Directions for this task: From the entries that follow, copy each line containing the word "ihren".

━━━━━ Extracted records ━━━━━

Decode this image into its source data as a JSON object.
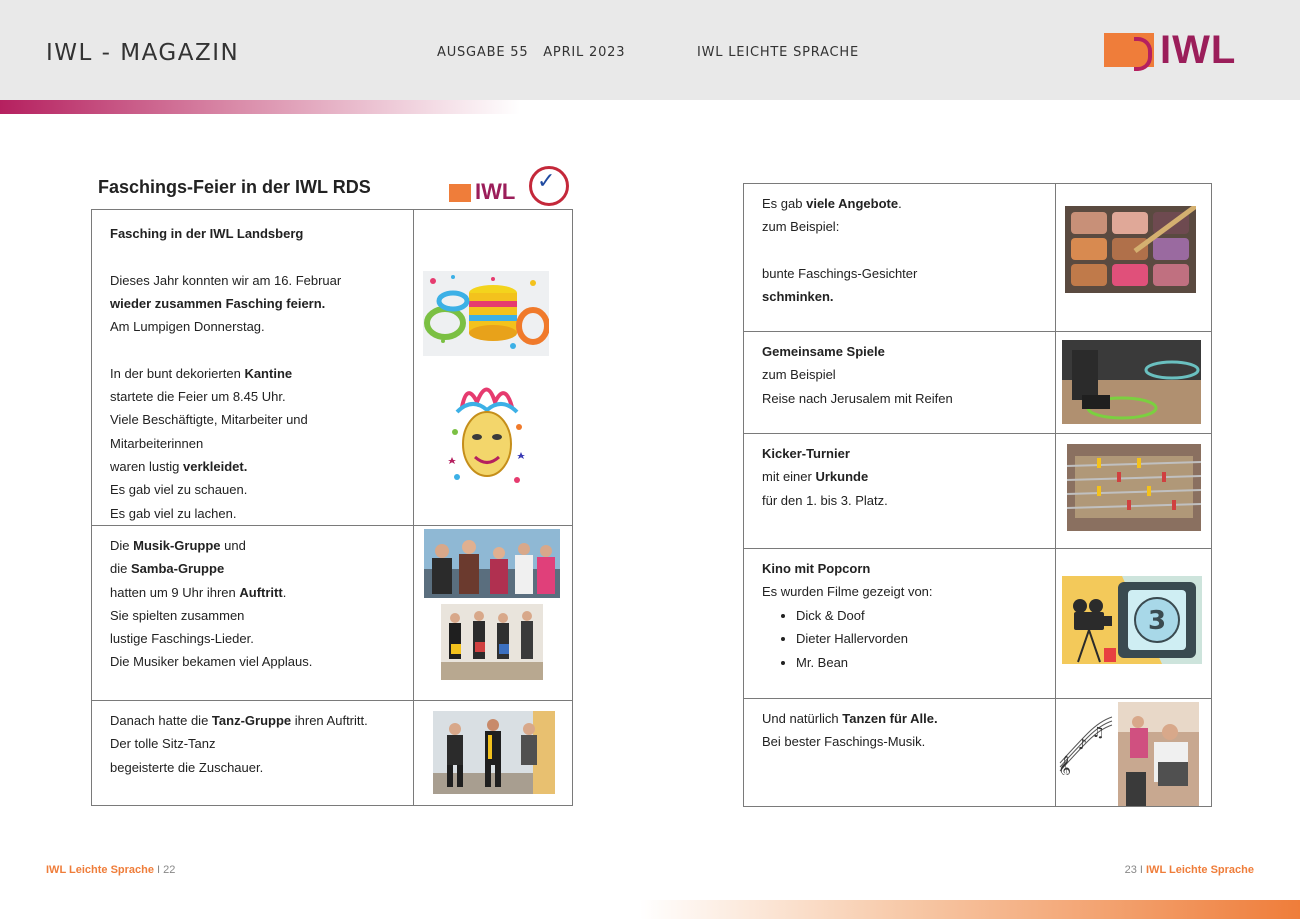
{
  "header": {
    "magazine_title": "IWL - MAGAZIN",
    "issue": "AUSGABE 55   APRIL 2023",
    "series": "IWL LEICHTE SPRACHE",
    "logo_text": "IWL"
  },
  "left_page": {
    "title": "Faschings-Feier in der IWL RDS",
    "badge_text": "IWL",
    "rows": [
      {
        "heading": "Fasching in der IWL Landsberg",
        "lines": [
          "Dieses Jahr konnten wir am 16. Februar",
          "wieder zusammen Fasching feiern.",
          "Am Lumpigen Donnerstag.",
          "In der bunt dekorierten",
          "Kantine",
          "startete die Feier um 8.45 Uhr.",
          "Viele Beschäftigte, Mitarbeiter und",
          "Mitarbeiterinnen",
          "waren lustig",
          "verkleidet.",
          "Es gab viel zu schauen.",
          "Es gab viel zu lachen."
        ]
      },
      {
        "lines": [
          "Die",
          "Musik-Gruppe",
          "und",
          "die",
          "Samba-Gruppe",
          "hatten um 9 Uhr ihren",
          "Auftritt",
          ".",
          "Sie spielten zusammen",
          "lustige Faschings-Lieder.",
          "Die Musiker bekamen viel Applaus."
        ]
      },
      {
        "lines": [
          "Danach hatte die",
          "Tanz-Gruppe",
          "ihren Auftritt.",
          "Der tolle Sitz-Tanz",
          "begeisterte die Zuschauer."
        ]
      }
    ]
  },
  "right_page": {
    "rows": [
      {
        "lines": [
          "Es gab",
          "viele Angebote",
          ".",
          "zum Beispiel:",
          "bunte Faschings-Gesichter",
          "schminken."
        ]
      },
      {
        "heading": "Gemeinsame Spiele",
        "lines": [
          "zum Beispiel",
          "Reise nach Jerusalem mit Reifen"
        ]
      },
      {
        "heading": "Kicker-Turnier",
        "lines": [
          "mit einer",
          "Urkunde",
          "für den 1. bis 3. Platz."
        ]
      },
      {
        "heading": "Kino mit Popcorn",
        "lines": [
          "Es wurden Filme gezeigt von:"
        ],
        "films": [
          "Dick & Doof",
          "Dieter Hallervorden",
          "Mr. Bean"
        ],
        "film_number": "3"
      },
      {
        "lines": [
          "Und natürlich",
          "Tanzen für Alle.",
          "Bei bester Faschings-Musik."
        ]
      }
    ]
  },
  "footer": {
    "left_label": "IWL Leichte Sprache",
    "left_page": " I 22",
    "right_page": "23 I ",
    "right_label": "IWL Leichte Sprache"
  },
  "colors": {
    "brand_orange": "#ef7d3a",
    "brand_magenta": "#9b1e5a",
    "header_gray": "#e9e9e9"
  }
}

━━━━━

Finished exercise:
          "hatten um 9 Uhr ihren",
          "ihren Auftritt.",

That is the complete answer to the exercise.